It doesn’t matter what color jersey he wears, and he’s worn five of them, Chris Kunitz is among the most hated players in Capitals Nation in this era. And it is not as if he hasn’t had a lot of years to cultivate that reputation. Now in his 15th NHL season after being signed as an undrafted free agent by the Mighty Ducks of Anaheim in April 2003, Kunitz is the fifth-oldest skater to have dressed in the NHL this season at the age of 39. He is in his first season in Chicago after spending last season with the Tampa Bay Lightning, and based on his performance to date, perhaps the end of his career is in sight. He has two assists in 19 games this season while averaging a career low 10:52 in ice time per game. Kunitz has never accumulated penalty minutes proportionate to his reputation as an agitator (he hasn’t averaged a penalty minute per game in more than a decade, not since 2007-2008 with Anaheim), but this season he has only one penalty for two minutes in his 19 games of work. And, he has been a bit of an on-ice liability, even if indirectly. He is in plus territory only once this season (plus-1 in a wild 7-6 overtime loss to Toronto on October 7th) and is a minus-7 overall. Kunitz is 12-8-20, plus-5, in 36 career games against the Capitals.
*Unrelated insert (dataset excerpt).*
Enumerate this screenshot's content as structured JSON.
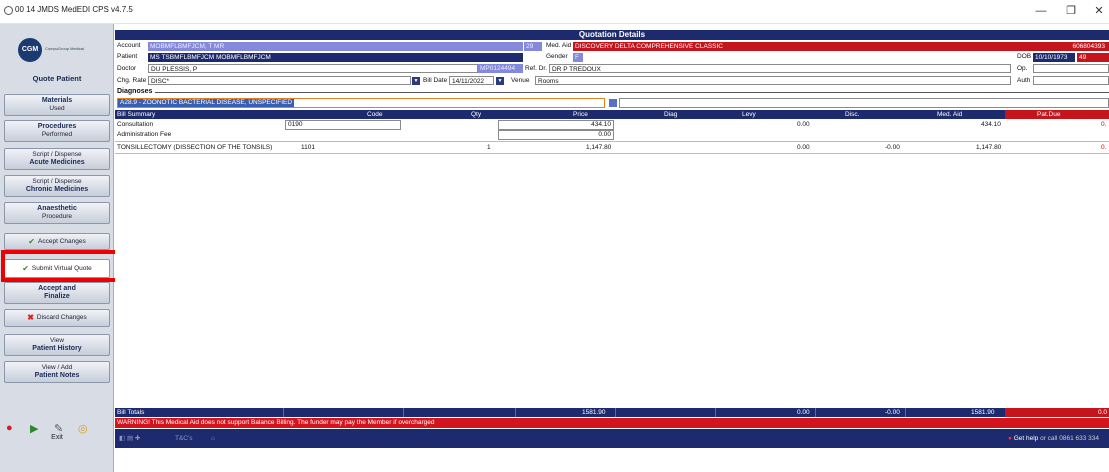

Washington: Tom Wilson
Tom Wilson has waited a long time to make his season debut on home ice. He served 16 games of a 20-game suspension to start the season (reduced to 14 games, so he did recoup some of the lost wages), and then he returned to the ice in time to accompany his teammates on a four-game road trip. That it was a successful trip (3-1-0) seems not to be a coincidence with Wilson’s return. While he spent his first five NHL seasons developing a reputation for a hard-nosed (or “dirty,” depending on who you root for) player, he has developed as an offensive complement on the top line to Alex Ovechkin and Evgeny Kuznetsov (or Lars Eller, who has filled in for Kuznetsov in his absence due to injury).
His early career development has displayed consistent improvements in goals, assists, points, and shooting efficiency. But more than that, and in a manner that contemporary empirical measures might not be sufficiently sophisticated to capture, he has been what we here at “Peerless Central” refer to as the “emulsifier” between the oil of a Kuznetsov and the vinegar of an Ovechkin. He is not, and seems unlikely to become considered among the elite power forwards of this generation, but he seems to be that player who skills marry well to those of his linemates that make the whole even more than the sum of the parts. Certainly the early returns on his season to date suggest that. In ten career games against the Blackhawks, Wilson is 4-4-8, plus-6.
In the end…
Coming home from a road trip, the night before a holiday. It would seem that there are sufficient distractions surrounding this game to put the outcome in doubt. However, Chicago has plenty of problems of their own. They recently dismissed a legendary coach in Joel Quennville (who was 6-6-3) for a rookie coach in Jeremy Colliton (2-2-2), who is younger than a few of his players. It is a team that cannot score, especially on the road (ten goals in their last six road games and shut out twice). Their goaltender is trying to get back into a rhythm after spending the better part of a year recovering from a concussion. And, they haven’t won on the road in a month (0-5-1), not since a 4-1 win over the Blue Jackets in Columbus on October 20th. Even with the distractions, this is a game that the Capitals should win to achieve their first three-game winning streak of the season.
Capitals 5 – Blackhawks 2